[Excerpts from an interface dataset]
····················

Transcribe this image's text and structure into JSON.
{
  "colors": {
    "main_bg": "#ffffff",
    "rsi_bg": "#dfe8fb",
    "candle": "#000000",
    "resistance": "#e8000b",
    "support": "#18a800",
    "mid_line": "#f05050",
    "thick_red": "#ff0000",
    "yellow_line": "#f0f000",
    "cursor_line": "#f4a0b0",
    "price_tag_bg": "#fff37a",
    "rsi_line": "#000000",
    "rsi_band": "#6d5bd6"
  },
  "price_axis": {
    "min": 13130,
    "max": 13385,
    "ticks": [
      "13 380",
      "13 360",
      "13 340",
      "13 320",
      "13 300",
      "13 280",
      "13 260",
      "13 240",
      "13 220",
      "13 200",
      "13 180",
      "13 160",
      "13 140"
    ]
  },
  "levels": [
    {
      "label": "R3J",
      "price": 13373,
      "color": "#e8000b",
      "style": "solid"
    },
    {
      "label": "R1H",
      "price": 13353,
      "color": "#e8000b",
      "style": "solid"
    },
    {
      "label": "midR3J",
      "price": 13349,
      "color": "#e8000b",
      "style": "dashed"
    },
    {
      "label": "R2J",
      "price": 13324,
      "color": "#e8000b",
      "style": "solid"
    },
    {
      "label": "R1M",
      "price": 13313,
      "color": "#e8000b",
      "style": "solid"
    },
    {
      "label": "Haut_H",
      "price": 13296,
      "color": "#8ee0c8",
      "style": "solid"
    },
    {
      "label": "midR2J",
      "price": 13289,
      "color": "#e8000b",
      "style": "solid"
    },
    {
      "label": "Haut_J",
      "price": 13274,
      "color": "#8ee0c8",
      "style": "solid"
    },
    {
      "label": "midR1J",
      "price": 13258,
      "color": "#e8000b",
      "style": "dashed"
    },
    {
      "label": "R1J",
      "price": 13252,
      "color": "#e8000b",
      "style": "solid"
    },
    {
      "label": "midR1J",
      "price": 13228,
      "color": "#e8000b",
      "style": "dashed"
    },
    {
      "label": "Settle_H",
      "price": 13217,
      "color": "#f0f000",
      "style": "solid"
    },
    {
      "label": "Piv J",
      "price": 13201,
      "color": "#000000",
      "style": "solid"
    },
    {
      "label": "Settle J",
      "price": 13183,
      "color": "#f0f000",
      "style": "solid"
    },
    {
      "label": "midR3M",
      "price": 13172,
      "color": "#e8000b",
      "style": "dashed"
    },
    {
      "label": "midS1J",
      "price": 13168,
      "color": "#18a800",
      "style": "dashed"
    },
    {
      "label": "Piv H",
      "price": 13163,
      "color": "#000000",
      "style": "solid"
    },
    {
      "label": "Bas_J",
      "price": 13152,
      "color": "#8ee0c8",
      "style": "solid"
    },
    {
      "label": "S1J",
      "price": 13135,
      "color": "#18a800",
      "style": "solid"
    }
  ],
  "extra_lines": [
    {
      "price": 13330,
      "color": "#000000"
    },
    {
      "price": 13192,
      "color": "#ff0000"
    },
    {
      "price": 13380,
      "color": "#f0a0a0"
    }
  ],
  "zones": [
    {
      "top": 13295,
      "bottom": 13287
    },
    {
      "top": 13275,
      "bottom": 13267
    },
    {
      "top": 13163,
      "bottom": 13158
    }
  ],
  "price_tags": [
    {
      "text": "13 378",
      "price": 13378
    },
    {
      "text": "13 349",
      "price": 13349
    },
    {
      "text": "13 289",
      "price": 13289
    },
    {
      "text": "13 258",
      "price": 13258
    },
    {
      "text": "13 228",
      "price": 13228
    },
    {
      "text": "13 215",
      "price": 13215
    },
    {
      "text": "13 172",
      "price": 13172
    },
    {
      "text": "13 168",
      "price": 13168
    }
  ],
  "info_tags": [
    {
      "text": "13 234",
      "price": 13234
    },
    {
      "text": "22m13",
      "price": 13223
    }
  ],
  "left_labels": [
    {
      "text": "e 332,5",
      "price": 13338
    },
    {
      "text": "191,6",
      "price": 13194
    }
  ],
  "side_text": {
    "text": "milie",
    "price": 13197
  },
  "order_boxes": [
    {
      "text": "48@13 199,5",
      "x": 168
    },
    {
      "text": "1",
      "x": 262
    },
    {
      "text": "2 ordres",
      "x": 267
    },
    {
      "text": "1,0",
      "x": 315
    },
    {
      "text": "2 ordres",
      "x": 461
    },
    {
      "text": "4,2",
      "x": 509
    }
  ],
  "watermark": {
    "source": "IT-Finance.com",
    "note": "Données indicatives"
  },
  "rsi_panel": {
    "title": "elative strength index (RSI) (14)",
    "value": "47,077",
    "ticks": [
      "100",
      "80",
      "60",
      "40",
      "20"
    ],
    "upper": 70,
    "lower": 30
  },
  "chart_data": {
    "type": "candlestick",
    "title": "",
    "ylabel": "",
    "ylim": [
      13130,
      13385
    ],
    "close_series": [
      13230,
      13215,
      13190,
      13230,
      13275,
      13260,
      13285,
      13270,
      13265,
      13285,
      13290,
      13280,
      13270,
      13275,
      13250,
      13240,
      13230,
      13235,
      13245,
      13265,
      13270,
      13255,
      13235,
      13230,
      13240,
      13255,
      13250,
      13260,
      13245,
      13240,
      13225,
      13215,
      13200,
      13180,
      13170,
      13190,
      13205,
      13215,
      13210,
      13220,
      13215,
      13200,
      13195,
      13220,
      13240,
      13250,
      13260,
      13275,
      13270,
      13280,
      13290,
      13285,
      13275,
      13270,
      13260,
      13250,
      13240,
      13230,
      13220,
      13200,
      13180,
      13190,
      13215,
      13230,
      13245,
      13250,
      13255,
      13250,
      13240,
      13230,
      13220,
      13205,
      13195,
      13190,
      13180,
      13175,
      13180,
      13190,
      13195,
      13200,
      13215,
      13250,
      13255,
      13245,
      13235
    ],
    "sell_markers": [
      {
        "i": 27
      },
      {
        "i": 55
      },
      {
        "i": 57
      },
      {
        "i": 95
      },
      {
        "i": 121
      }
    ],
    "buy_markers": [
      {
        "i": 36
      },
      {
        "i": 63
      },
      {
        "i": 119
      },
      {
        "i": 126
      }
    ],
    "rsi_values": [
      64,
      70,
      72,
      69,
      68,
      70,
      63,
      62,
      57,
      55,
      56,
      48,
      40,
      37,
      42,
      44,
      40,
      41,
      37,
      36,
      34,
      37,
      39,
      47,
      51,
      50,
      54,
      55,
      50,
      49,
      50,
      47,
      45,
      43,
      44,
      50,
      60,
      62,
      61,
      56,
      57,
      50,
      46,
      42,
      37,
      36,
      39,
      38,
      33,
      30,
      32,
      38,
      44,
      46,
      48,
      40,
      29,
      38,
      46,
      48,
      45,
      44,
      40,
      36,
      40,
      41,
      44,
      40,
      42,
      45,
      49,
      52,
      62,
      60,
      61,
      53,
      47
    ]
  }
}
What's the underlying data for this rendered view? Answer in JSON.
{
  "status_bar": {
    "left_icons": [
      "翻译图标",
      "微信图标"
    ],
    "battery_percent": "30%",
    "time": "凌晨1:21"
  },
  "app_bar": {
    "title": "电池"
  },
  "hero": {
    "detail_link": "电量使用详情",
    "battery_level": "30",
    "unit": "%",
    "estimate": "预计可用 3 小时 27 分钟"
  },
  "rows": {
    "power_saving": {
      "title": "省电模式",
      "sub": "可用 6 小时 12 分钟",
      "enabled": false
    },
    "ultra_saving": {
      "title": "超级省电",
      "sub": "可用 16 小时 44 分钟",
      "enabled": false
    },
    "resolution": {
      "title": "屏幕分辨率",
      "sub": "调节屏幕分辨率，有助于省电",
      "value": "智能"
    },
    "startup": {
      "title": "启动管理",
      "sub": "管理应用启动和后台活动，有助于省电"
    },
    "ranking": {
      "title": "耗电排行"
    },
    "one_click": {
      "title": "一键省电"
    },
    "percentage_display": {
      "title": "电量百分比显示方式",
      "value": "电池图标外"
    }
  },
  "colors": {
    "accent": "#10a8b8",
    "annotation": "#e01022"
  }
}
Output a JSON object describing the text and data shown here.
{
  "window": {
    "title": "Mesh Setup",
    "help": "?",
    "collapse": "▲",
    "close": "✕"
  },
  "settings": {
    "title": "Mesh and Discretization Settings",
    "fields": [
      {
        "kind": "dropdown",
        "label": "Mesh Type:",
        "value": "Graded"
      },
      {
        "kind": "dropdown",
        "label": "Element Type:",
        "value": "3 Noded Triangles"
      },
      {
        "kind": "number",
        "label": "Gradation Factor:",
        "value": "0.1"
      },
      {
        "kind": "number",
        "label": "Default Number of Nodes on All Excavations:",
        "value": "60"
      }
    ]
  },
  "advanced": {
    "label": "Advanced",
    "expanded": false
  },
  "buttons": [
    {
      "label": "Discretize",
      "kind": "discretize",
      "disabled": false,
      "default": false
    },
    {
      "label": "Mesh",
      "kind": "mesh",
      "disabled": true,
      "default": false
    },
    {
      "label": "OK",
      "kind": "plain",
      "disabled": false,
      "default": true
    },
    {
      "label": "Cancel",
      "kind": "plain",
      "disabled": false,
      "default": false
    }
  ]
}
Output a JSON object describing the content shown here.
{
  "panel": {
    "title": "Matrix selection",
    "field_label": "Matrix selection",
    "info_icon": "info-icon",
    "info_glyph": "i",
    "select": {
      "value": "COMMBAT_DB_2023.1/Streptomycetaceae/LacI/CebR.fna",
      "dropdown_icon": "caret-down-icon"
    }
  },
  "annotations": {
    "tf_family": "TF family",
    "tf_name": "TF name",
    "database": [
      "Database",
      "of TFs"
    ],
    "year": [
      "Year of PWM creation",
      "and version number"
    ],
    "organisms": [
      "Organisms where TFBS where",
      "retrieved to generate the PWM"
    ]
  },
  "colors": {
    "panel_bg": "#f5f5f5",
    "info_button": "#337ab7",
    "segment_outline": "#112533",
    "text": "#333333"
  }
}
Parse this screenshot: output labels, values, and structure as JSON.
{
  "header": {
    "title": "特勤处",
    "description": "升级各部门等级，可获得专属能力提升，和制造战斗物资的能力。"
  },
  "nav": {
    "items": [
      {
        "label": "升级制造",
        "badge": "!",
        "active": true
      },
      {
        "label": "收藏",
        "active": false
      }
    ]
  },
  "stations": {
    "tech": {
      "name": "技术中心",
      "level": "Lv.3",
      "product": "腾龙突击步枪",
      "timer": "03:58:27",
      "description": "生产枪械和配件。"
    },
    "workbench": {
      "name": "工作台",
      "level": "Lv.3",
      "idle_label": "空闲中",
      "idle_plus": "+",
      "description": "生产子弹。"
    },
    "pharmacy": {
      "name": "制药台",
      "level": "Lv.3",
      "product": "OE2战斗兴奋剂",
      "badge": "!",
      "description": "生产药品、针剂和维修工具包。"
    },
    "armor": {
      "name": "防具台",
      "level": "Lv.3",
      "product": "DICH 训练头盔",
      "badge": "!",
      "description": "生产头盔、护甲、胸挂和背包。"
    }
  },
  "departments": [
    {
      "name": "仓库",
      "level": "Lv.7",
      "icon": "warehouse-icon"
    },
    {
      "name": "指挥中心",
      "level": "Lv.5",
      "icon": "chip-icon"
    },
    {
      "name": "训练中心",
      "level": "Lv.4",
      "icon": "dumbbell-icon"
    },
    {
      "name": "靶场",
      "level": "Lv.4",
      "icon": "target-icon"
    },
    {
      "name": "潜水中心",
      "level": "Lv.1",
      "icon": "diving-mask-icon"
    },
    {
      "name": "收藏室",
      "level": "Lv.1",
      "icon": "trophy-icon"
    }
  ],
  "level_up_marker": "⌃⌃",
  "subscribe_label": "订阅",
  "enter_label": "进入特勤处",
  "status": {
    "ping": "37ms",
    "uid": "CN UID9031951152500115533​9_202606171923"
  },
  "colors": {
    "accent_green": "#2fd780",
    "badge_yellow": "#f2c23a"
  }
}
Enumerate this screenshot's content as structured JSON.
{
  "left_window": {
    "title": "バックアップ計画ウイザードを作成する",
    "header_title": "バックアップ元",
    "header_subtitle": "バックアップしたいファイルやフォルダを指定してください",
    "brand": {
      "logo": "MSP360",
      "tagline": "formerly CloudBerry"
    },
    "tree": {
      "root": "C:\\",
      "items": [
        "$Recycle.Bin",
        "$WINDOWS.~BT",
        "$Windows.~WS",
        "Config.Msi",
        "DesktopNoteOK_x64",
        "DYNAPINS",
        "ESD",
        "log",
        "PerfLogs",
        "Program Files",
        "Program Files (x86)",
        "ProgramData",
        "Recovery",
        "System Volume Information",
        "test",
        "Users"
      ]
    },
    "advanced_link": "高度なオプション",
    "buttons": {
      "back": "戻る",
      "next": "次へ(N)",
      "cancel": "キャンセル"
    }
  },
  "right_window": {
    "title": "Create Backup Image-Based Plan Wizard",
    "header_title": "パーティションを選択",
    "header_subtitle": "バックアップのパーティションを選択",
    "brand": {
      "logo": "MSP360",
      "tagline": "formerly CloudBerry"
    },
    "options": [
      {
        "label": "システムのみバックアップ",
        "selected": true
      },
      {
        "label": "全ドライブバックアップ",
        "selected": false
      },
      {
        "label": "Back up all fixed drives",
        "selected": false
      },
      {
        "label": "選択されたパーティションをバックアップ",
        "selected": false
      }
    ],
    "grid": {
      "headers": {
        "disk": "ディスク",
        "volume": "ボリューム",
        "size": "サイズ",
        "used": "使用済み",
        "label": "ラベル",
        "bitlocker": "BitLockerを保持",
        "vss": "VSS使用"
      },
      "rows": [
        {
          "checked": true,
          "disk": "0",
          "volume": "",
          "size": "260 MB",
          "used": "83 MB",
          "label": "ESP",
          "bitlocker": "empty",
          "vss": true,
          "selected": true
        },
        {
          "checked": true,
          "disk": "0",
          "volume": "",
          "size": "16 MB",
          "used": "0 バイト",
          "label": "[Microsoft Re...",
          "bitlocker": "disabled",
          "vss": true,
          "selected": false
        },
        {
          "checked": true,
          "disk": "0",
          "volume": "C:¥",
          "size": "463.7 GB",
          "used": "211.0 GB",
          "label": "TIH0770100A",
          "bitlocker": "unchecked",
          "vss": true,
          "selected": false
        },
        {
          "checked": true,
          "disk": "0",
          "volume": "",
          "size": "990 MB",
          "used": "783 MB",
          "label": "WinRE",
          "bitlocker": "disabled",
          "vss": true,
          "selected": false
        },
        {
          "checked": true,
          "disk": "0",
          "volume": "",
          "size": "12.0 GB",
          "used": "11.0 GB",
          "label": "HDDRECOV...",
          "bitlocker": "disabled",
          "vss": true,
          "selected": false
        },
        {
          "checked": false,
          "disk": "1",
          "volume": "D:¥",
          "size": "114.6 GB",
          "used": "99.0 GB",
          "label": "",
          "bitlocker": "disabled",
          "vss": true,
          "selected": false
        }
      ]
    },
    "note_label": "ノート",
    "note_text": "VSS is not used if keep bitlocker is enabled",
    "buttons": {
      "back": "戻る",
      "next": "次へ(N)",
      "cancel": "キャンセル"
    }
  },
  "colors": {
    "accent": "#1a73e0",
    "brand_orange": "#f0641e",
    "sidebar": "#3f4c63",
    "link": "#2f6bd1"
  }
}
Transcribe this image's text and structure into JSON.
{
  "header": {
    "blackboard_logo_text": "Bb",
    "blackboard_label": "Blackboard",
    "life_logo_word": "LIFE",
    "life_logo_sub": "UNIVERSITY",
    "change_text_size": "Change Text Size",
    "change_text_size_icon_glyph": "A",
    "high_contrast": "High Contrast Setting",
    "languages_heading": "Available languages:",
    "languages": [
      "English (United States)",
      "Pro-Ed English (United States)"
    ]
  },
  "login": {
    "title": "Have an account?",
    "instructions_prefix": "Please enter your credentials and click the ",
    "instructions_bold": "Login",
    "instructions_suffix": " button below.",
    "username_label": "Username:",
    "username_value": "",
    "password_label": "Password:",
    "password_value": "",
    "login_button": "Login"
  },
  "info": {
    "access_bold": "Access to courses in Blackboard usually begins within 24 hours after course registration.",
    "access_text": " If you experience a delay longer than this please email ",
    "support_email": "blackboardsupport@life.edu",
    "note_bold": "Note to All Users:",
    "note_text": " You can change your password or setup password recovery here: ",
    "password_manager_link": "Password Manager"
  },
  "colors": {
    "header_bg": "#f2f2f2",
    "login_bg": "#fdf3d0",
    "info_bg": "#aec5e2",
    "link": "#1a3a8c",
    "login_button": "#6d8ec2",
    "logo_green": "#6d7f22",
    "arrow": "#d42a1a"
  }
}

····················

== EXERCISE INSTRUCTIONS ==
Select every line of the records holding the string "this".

== WRITTEN ANSWER ==
Transcribe this image's text and structure into JSON.
What's the underlying data for this rendered view? Answer in JSON.
Parse this screenshot: output labels, values, and structure as JSON.
Enumerate this screenshot's content as structured JSON.
Transcribe this image's text and structure into JSON.
    "access_text": " If you experience a delay longer than this please email ",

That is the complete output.